Maybe you feel more strongly for something else. Maybe your creative spirit soars to different music. Maybe you don't know what I'm on about discussing books for this "missing middle."
Do your thing and do it well.
But for nearly 20 years, maybe longer, I've been disappointed by Christianity. I've lived in the shadow of something I considered an embarrassment. It seemed to follow me around wherever I looked. I was guilty by association. In the popular parlance of my childhood and early adulthood which took place in the early 80s and 90s, the adjective "Christian" was largely synonymous with "a shoddy, reduced copy."
Some of you know what I'm talking about. Some of you don't.
Sure we had Amy Grant and Michael W. Smith. Frank Peretti wrote that big thriller. And there were a number of excellently produced boycotts. But for every reason to be proud, there were 100 reasons to cringe.
Now that is finally changing, after all this time–in music, in movies, and in books. In my industry–books–the popular interest in spiritual things is welcome indeed.
The Christian pop culture was described well in Rapture Ready! by Daniel Radosh. This is the parallel universe I grew up in. An old article/reviewby Hannah Rosin said:
"A young Christian can get the idea that her religion is a tinny, desperate thing that can't compete with the secular culture. A Christian friend who'd grown up totally sheltered once wrote to me that the first time he heard a Top 40 station he was horrified, and not because of the racy lyrics: 'Suddenly, my lifelong suspicions became crystal clear,' he wrote. 'Christian subculture was nothing but a commercialized rip-off of the mainstream, done with wretched quality and an apocryphal insistence on the sanitization of reality.'"
Where souls are at stake, it seems, creative work is restricted. And where creative work is restricted, it becomes a clanging gong, serving only those already in the club. That's one reason (as Rosin says) “it's always been a stretch to defend Christian pop culture as the path to eternal salvation.” So now can we write books that are Christian but not for Christians? That's where this middle ground is opening up between CBA and ABA through books like The Shack and others. Will we escape the confines of these walls and face up to the fact that a Christian pop culture does not save souls, has never really been about that underneath anyway, and conflicts and confuses converts with its “eternal oxymoron?”
Here’s my answer: No. Some can’t. And some shouldn’t. They have God to answer to. Some have been called to preach to the choir to encourage them to sing, and to keep singing even in the face of incredible opposition. Yes, these folks are needed. Let me not stand in their way.
But here’s my answer to the new voices: Yes. You don’t have to produce the Jesus Junk and the Kinkade Kommemorative Kolection just because you’re a Christian. There’s a big world out there waiting for your junk, er, work, and Andy Crouch and Mako Fujimura and many "covert Christians" are working to define that space and help it survive its infancy and get off the ground. You'll take some flak for it, but less than you'd expect. It's pretty well established by now–in books like Don Miller's and Rob Bell's and David Kinnaman's unChristian–that there's a problem here and it's not going away until we deal with it.
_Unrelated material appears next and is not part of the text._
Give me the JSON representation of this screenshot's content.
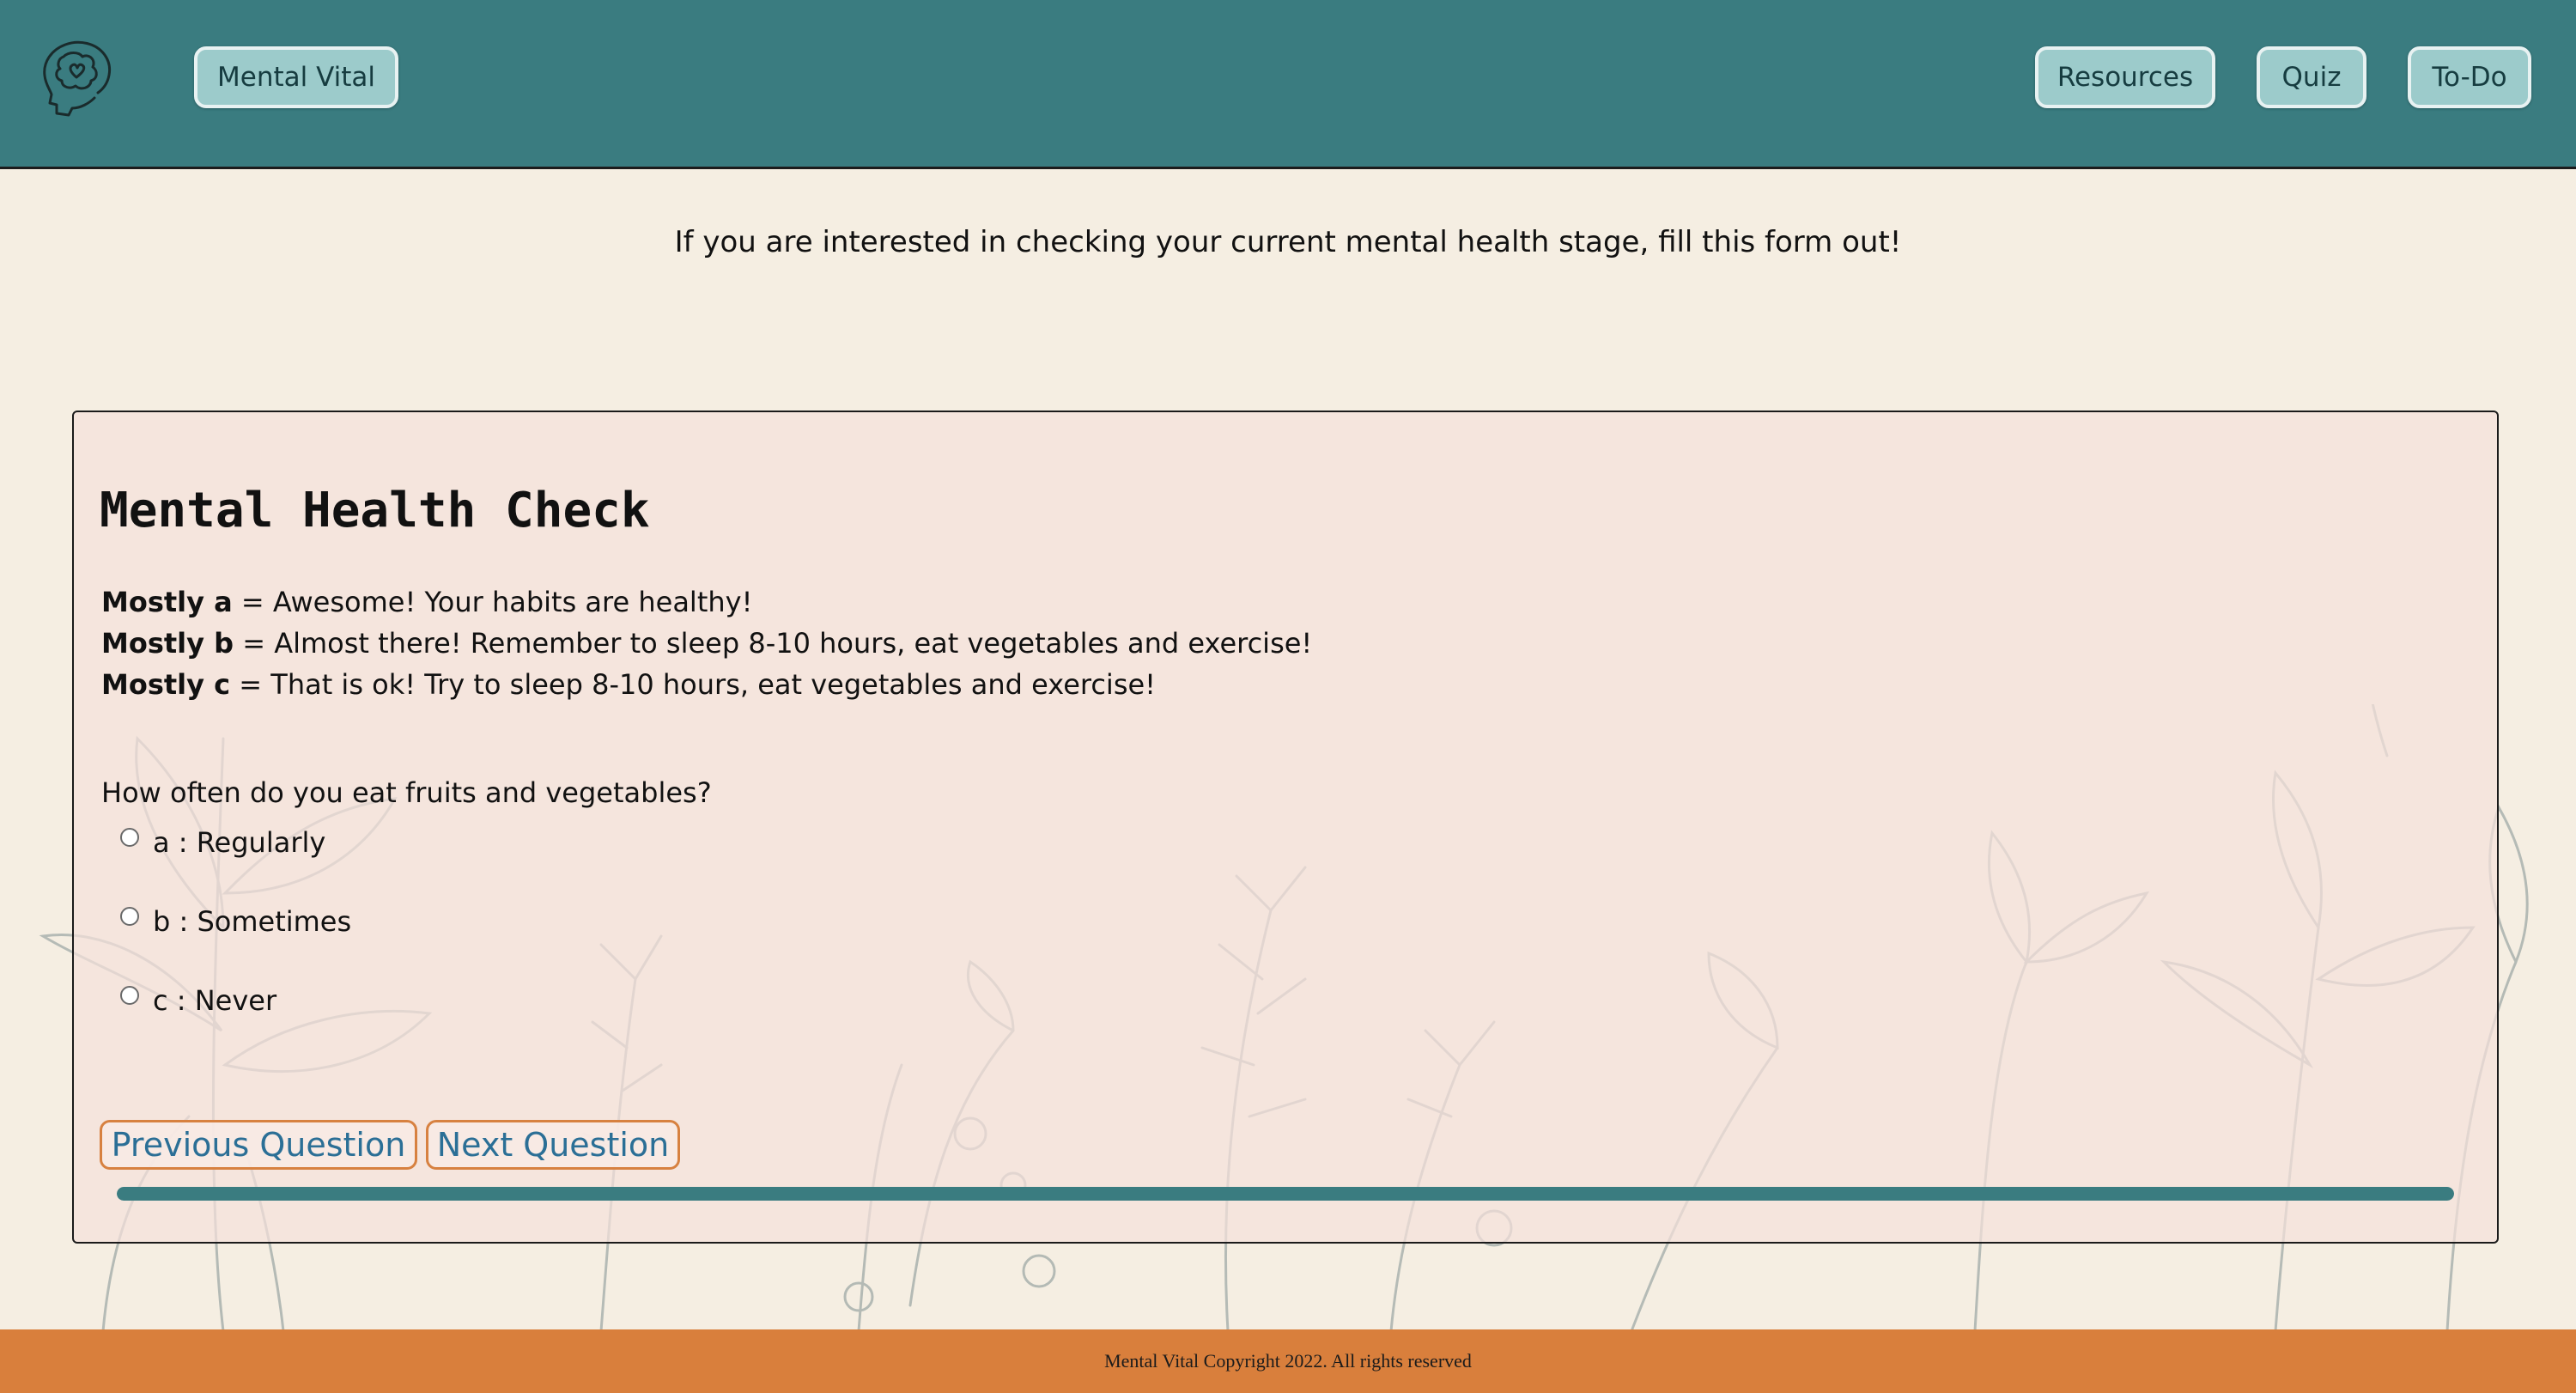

So if you are a writer (elitist, hack, or otherwise), who has a vision for something nontraditional that doesn't fit in the current Christian pop culture market, several modern-world changes are contributing to (as Paulo Coehlo says in The Alchemist) "conspire in your favor." And this should give you all the confidence you need to step out and not accept confinement to your previous notions.
Start by reading all the authors and books mentioned in this post. And by sharing your thoughts here. And coming back.